“The project is ongoing, but at the end of February 2024, the train had completed hundreds of kilometres of testing. This is the part where we ensure that the system, particularly from a radio point of view, works according to what has been ordered. The results to date indicate that the system works and seems to be stable,” says Tiilikainen.

The radio system replaces the current 2G GSM-R with 4G LTE, but with ETCS Level 2 and the train fitted with a modern OBU and 4G router, the team understands that this is currently unique in Europe.

The main target is to test the ETCS functionality. Notes Boboc, “But implicitly, we will also test the radio connection, because whenever we drive with the train, we need to have the radio connection established to be able to communicate between the OBU and the track side. So, the train is constantly reporting its position every three seconds to the track side. It’s receiving Movement Authorities (MA), and all this communication is done via the radio.”

Political and standardisation challenges ahead

For all the many successes on the project to date, EU-wide political and standardisation issues, which have led to delays, have also been an issue since the beginning.

KoKoHa is something between the legacy GSM-R based ETCS Level Two and the forthcoming FRMCS and the delays and uncertainty related to the stable version of FRMCS. So, these delays have now been identified as a problem, but our solution could resolve the delays. That said, our light version is not supported by the standard still under development because during 2019, the decision was taken to have a completely new system without backwards compatibility. So, the essential question is whether this working system has a place to live or whether people say that this light version is not meeting the goals and we have to keep on waiting for the completely new system.

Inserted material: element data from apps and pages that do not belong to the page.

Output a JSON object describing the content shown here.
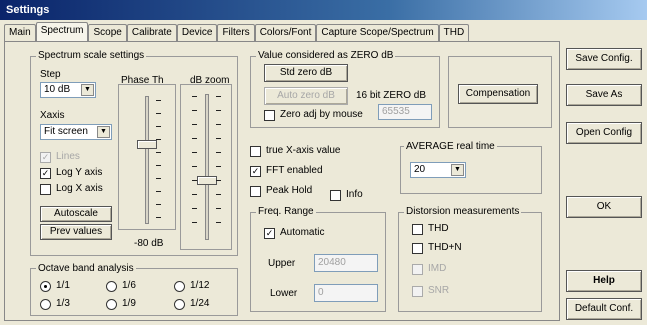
{
  "window": {
    "title": "Settings"
  },
  "tabs": [
    "Main",
    "Spectrum",
    "Scope",
    "Calibrate",
    "Device",
    "Filters",
    "Colors/Font",
    "Capture Scope/Spectrum",
    "THD"
  ],
  "active_tab": "Spectrum",
  "spectrum_scale": {
    "title": "Spectrum scale settings",
    "step_label": "Step",
    "step_value": "10 dB",
    "xaxis_label": "Xaxis",
    "xaxis_value": "Fit screen",
    "linear_label": "Lines",
    "logy_label": "Log Y axis",
    "logx_label": "Log X axis",
    "linear_checked": true,
    "logy_checked": true,
    "logx_checked": false,
    "autoscale_label": "Autoscale",
    "prev_values_label": "Prev values",
    "phase_th_label": "Phase Th",
    "db_zoom_label": "dB zoom",
    "phase_value_label": "-80 dB"
  },
  "zero_db": {
    "title": "Value considered as ZERO dB",
    "std_zero_label": "Std zero dB",
    "auto_zero_label": "Auto zero dB",
    "bit16_label": "16 bit ZERO dB",
    "bit16_value": "65535",
    "zero_adj_label": "Zero adj by mouse",
    "zero_adj_checked": false
  },
  "compensation_label": "Compensation",
  "options": {
    "true_xaxis_label": "true X-axis value",
    "fft_enabled_label": "FFT enabled",
    "peak_hold_label": "Peak Hold",
    "info_label": "Info",
    "true_xaxis_checked": false,
    "fft_enabled_checked": true,
    "peak_hold_checked": false,
    "info_checked": false
  },
  "average": {
    "title": "AVERAGE real time",
    "value": "20"
  },
  "freq_range": {
    "title": "Freq. Range",
    "automatic_label": "Automatic",
    "automatic_checked": true,
    "upper_label": "Upper",
    "upper_value": "20480",
    "lower_label": "Lower",
    "lower_value": "0"
  },
  "distortion": {
    "title": "Distorsion measurements",
    "items": [
      {
        "label": "THD",
        "checked": false,
        "enabled": true
      },
      {
        "label": "THD+N",
        "checked": false,
        "enabled": true
      },
      {
        "label": "IMD",
        "checked": false,
        "enabled": false
      },
      {
        "label": "SNR",
        "checked": false,
        "enabled": false
      }
    ]
  },
  "octave": {
    "title": "Octave band analysis",
    "options": [
      "1/1",
      "1/6",
      "1/12",
      "1/3",
      "1/9",
      "1/24"
    ],
    "selected": "1/1"
  },
  "side_buttons": {
    "save_config": "Save Config.",
    "save_as": "Save As",
    "open_config": "Open Config",
    "ok": "OK",
    "help": "Help",
    "default_conf": "Default Conf."
  }
}
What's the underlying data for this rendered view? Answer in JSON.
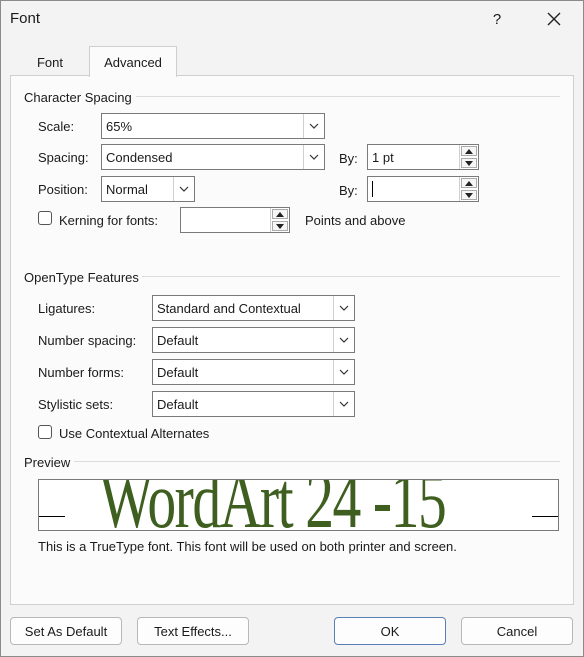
{
  "window": {
    "title": "Font"
  },
  "tabs": {
    "font": "Font",
    "advanced": "Advanced"
  },
  "character_spacing": {
    "header": "Character Spacing",
    "scale_label": "Scale:",
    "scale_value": "65%",
    "spacing_label": "Spacing:",
    "spacing_value": "Condensed",
    "spacing_by_label": "By:",
    "spacing_by_value": "1 pt",
    "position_label": "Position:",
    "position_value": "Normal",
    "position_by_label": "By:",
    "position_by_value": "",
    "kerning_label": "Kerning for fonts:",
    "kerning_value": "",
    "kerning_suffix": "Points and above"
  },
  "opentype": {
    "header": "OpenType Features",
    "ligatures_label": "Ligatures:",
    "ligatures_value": "Standard and Contextual",
    "number_spacing_label": "Number spacing:",
    "number_spacing_value": "Default",
    "number_forms_label": "Number forms:",
    "number_forms_value": "Default",
    "stylistic_sets_label": "Stylistic sets:",
    "stylistic_sets_value": "Default",
    "contextual_alternates_label": "Use Contextual Alternates"
  },
  "preview": {
    "header": "Preview",
    "sample_text": "WordArt 24 -15",
    "sample_color": "#3e5f1f",
    "description": "This is a TrueType font. This font will be used on both printer and screen."
  },
  "buttons": {
    "set_default": "Set As Default",
    "text_effects": "Text Effects...",
    "ok": "OK",
    "cancel": "Cancel"
  }
}
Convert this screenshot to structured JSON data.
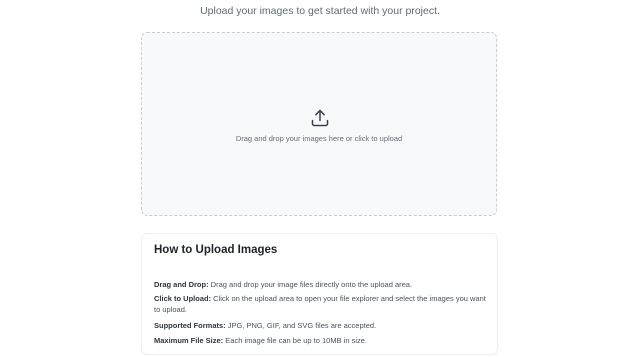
{
  "header": {
    "subtitle": "Upload your images to get started with your project."
  },
  "dropzone": {
    "icon": "upload-icon",
    "text": "Drag and drop your images here or click to upload"
  },
  "help": {
    "title": "How to Upload Images",
    "items": [
      {
        "term": "Drag and Drop:",
        "text": " Drag and drop your image files directly onto the upload area."
      },
      {
        "term": "Click to Upload:",
        "text": " Click on the upload area to open your file explorer and select the images you want to upload."
      },
      {
        "term": "Supported Formats:",
        "text": " JPG, PNG, GIF, and SVG files are accepted."
      },
      {
        "term": "Maximum File Size:",
        "text": " Each image file can be up to 10MB in size."
      }
    ]
  }
}
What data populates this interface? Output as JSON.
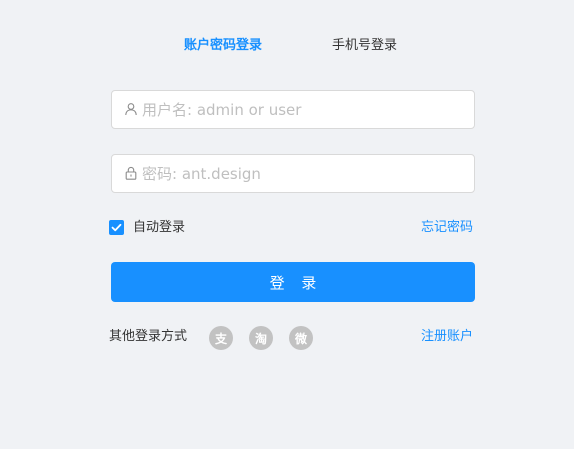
{
  "tabs": [
    {
      "label": "账户密码登录",
      "active": true
    },
    {
      "label": "手机号登录",
      "active": false
    }
  ],
  "username": {
    "placeholder": "用户名: admin or user",
    "value": "",
    "icon": "user-icon"
  },
  "password": {
    "placeholder": "密码: ant.design",
    "value": "",
    "icon": "lock-icon"
  },
  "remember": {
    "label": "自动登录",
    "checked": true
  },
  "forgot_label": "忘记密码",
  "submit_label": "登 录",
  "other_login": {
    "label": "其他登录方式",
    "providers": [
      {
        "name": "alipay-icon",
        "glyph": "支"
      },
      {
        "name": "taobao-icon",
        "glyph": "淘"
      },
      {
        "name": "weibo-icon",
        "glyph": "微"
      }
    ]
  },
  "register_label": "注册账户",
  "colors": {
    "primary": "#1890ff",
    "background": "#f0f2f5",
    "social": "#c2c2c2"
  }
}
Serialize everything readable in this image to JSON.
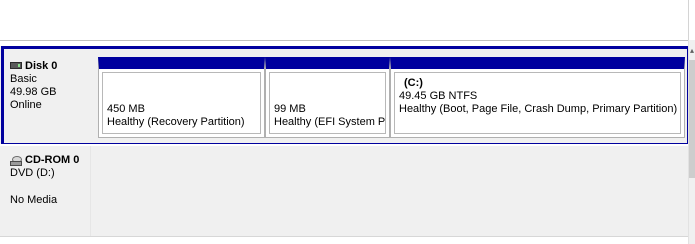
{
  "disks": [
    {
      "name": "Disk 0",
      "type": "Basic",
      "size": "49.98 GB",
      "status": "Online",
      "icon": "hard-disk-icon",
      "partitions": [
        {
          "drive_letter": "",
          "size": "450 MB",
          "status": "Healthy (Recovery Partition)"
        },
        {
          "drive_letter": "",
          "size": "99 MB",
          "status": "Healthy (EFI System Partition)"
        },
        {
          "drive_letter": "(C:)",
          "size": "49.45 GB NTFS",
          "status": "Healthy (Boot, Page File, Crash Dump, Primary Partition)"
        }
      ]
    },
    {
      "name": "CD-ROM 0",
      "type": "DVD (D:)",
      "media": "No Media",
      "icon": "cd-rom-icon"
    }
  ],
  "colors": {
    "selection_border": "#00009e",
    "partition_header": "#00009e",
    "background": "#f0f0f0"
  }
}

It should also be noted that on 16 February 2024, the CTO (Chief Technology Officer) council asked the European Commission to enable an adapter to facilitate BL3 OBU communication with FRMCS because the currently planned FRMCS will not be compatible with previous versions. Therefore, there is now some pressure to enable the solution we have already implemented. And it’s a very positive thing for all of those countries who have OBUs in software system version 2.1 (BL 3.6) because you don’t have to invest in the system version 3.0 if you could use the slightly modified 2.1 with FRMCS, utilising the so called “best effort” mode of FRMCS.

To the future

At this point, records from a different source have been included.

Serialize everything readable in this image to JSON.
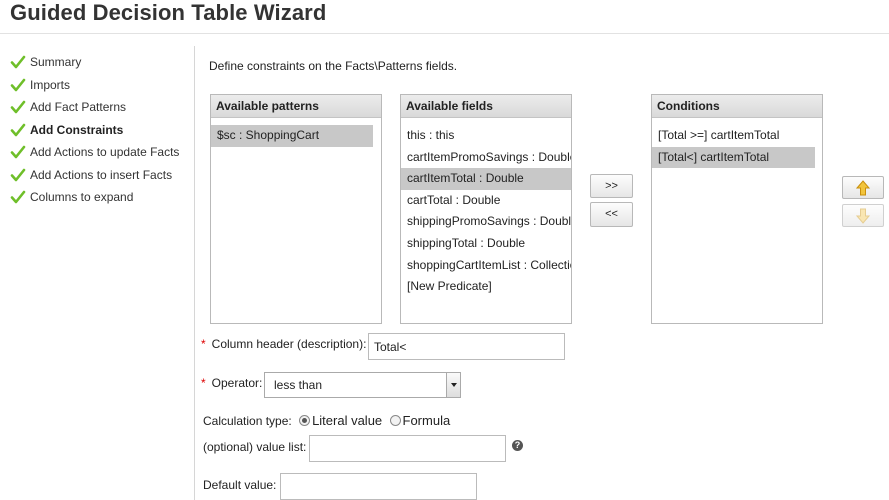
{
  "header": {
    "title": "Guided Decision Table Wizard"
  },
  "steps": [
    {
      "label": "Summary",
      "active": false
    },
    {
      "label": "Imports",
      "active": false
    },
    {
      "label": "Add Fact Patterns",
      "active": false
    },
    {
      "label": "Add Constraints",
      "active": true
    },
    {
      "label": "Add Actions to update Facts",
      "active": false
    },
    {
      "label": "Add Actions to insert Facts",
      "active": false
    },
    {
      "label": "Columns to expand",
      "active": false
    }
  ],
  "main": {
    "intro": "Define constraints on the Facts\\Patterns fields.",
    "patterns_panel": {
      "header": "Available patterns",
      "items": [
        {
          "label": "$sc : ShoppingCart",
          "selected": true
        }
      ]
    },
    "fields_panel": {
      "header": "Available fields",
      "items": [
        {
          "label": "this : this",
          "selected": false
        },
        {
          "label": "cartItemPromoSavings : Double",
          "selected": false
        },
        {
          "label": "cartItemTotal : Double",
          "selected": true
        },
        {
          "label": "cartTotal : Double",
          "selected": false
        },
        {
          "label": "shippingPromoSavings : Double",
          "selected": false
        },
        {
          "label": "shippingTotal : Double",
          "selected": false
        },
        {
          "label": "shoppingCartItemList : Collection",
          "selected": false
        },
        {
          "label": "[New Predicate]",
          "selected": false
        }
      ]
    },
    "conditions_panel": {
      "header": "Conditions",
      "items": [
        {
          "label": "[Total >=] cartItemTotal",
          "selected": false
        },
        {
          "label": "[Total<] cartItemTotal",
          "selected": true
        }
      ]
    },
    "buttons": {
      "add": ">>",
      "remove": "<<"
    },
    "form": {
      "required_marker": "*",
      "column_header_label": "Column header (description):",
      "column_header_value": "Total<",
      "operator_label": "Operator:",
      "operator_value": "less than",
      "calc_type_label": "Calculation type:",
      "calc_literal": "Literal value",
      "calc_formula": "Formula",
      "calc_selected": "Literal value",
      "value_list_label": "(optional) value list:",
      "value_list_value": "",
      "default_value_label": "Default value:",
      "default_value_value": "",
      "help_glyph": "?"
    }
  },
  "colors": {
    "check": "#6fbf2a",
    "arrow": "#e9b21d",
    "selection": "#c8c8c8"
  }
}
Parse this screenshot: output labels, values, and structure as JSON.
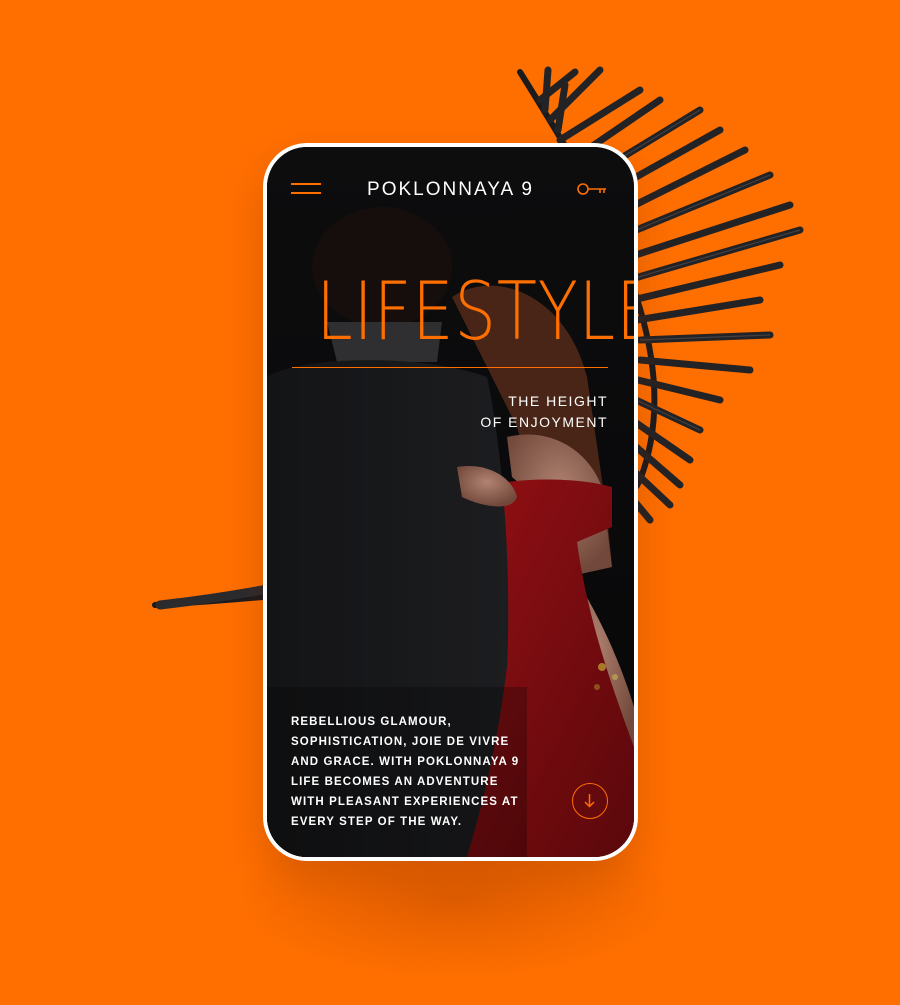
{
  "colors": {
    "background": "#ff6f00",
    "accent": "#ff6f00",
    "screen": "#0c0c0e",
    "text": "#ffffff"
  },
  "header": {
    "brand": "POKLONNAYA 9",
    "menu_icon": "hamburger-menu-icon",
    "key_icon": "key-icon"
  },
  "hero": {
    "title": "LIFESTYLE",
    "tagline_lines": [
      "THE HEIGHT",
      "OF ENJOYMENT"
    ]
  },
  "description_lines": [
    "REBELLIOUS GLAMOUR,",
    "SOPHISTICATION, JOIE DE VIVRE",
    "AND GRACE. WITH POKLONNAYA 9",
    "LIFE BECOMES AN ADVENTURE",
    "WITH PLEASANT EXPERIENCES AT",
    "EVERY STEP OF THE WAY."
  ],
  "scroll_button_icon": "arrow-down-icon"
}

In spring 2024, the team are keen to point out that what the project has demonstrated to date is only a working prototype on one test track, with just one train and one OBU. Of the results so far, says Boboc, “it’s a good pragmatic first step in the right direction, but there are still other steps to be done to make this a solution at country level and at continent level. From a technical point of view, I don’t see big obstacles are blocking points. But it’s also a matter of promoting the solution and making it both commercially viable and stable.”

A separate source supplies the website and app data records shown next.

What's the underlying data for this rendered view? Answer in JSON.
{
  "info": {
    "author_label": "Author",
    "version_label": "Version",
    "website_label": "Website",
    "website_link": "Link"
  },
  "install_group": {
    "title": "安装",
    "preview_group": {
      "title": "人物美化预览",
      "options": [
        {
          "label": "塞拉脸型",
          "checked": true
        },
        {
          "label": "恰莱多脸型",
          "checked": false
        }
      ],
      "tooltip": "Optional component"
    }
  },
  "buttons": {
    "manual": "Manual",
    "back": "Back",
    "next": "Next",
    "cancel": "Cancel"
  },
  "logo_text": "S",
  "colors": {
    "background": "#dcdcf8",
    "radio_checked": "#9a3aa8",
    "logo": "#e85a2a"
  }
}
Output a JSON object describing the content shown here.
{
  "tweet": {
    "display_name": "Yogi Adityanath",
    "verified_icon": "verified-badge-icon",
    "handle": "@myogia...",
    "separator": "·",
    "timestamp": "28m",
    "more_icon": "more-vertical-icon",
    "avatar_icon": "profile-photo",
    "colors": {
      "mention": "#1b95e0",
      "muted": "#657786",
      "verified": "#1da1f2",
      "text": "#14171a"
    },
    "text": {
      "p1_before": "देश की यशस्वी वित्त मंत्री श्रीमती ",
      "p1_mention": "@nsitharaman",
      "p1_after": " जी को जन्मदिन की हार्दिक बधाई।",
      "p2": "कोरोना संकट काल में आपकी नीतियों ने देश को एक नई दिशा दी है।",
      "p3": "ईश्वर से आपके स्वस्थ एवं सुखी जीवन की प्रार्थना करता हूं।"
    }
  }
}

At present, each European country gets to decide the moment they begin to start the transition away from 2G and towards 4G and 5G. Finland’s decision in 2015 was that it did not want to continue reinvesting in the 2G GSM-R solution for something which would soon be obsolete. But during this decade, many countries have continued investing in 2G GSM-R because the lifespan has been prolonged due of the delays of FRMCS. This latest real-world testing verifies that the Finnish two-step approach is doable, possibly even scalable in Europe and is, with small amendments, in accordance with the current regulations.

Concludes, Simon Indola, Development Manager, FRMCS, Digirail, “By utilising mobile network operators, we can show that you don’t have to buy your own antennas and base stations and you can use existing resources in a reliable way. Now, we seem to have a solution that might allow the railway operators to not to have to upgrade their ETCS from Level 2.1 to 3.0, but to continue to utilise their main investment into 2.1. My prediction is that what we have now achieved in Finland will be the winning solution across Europe in the future because the problems with the current standard and the future availability of equipment will push everyone to rethink FRMCS.”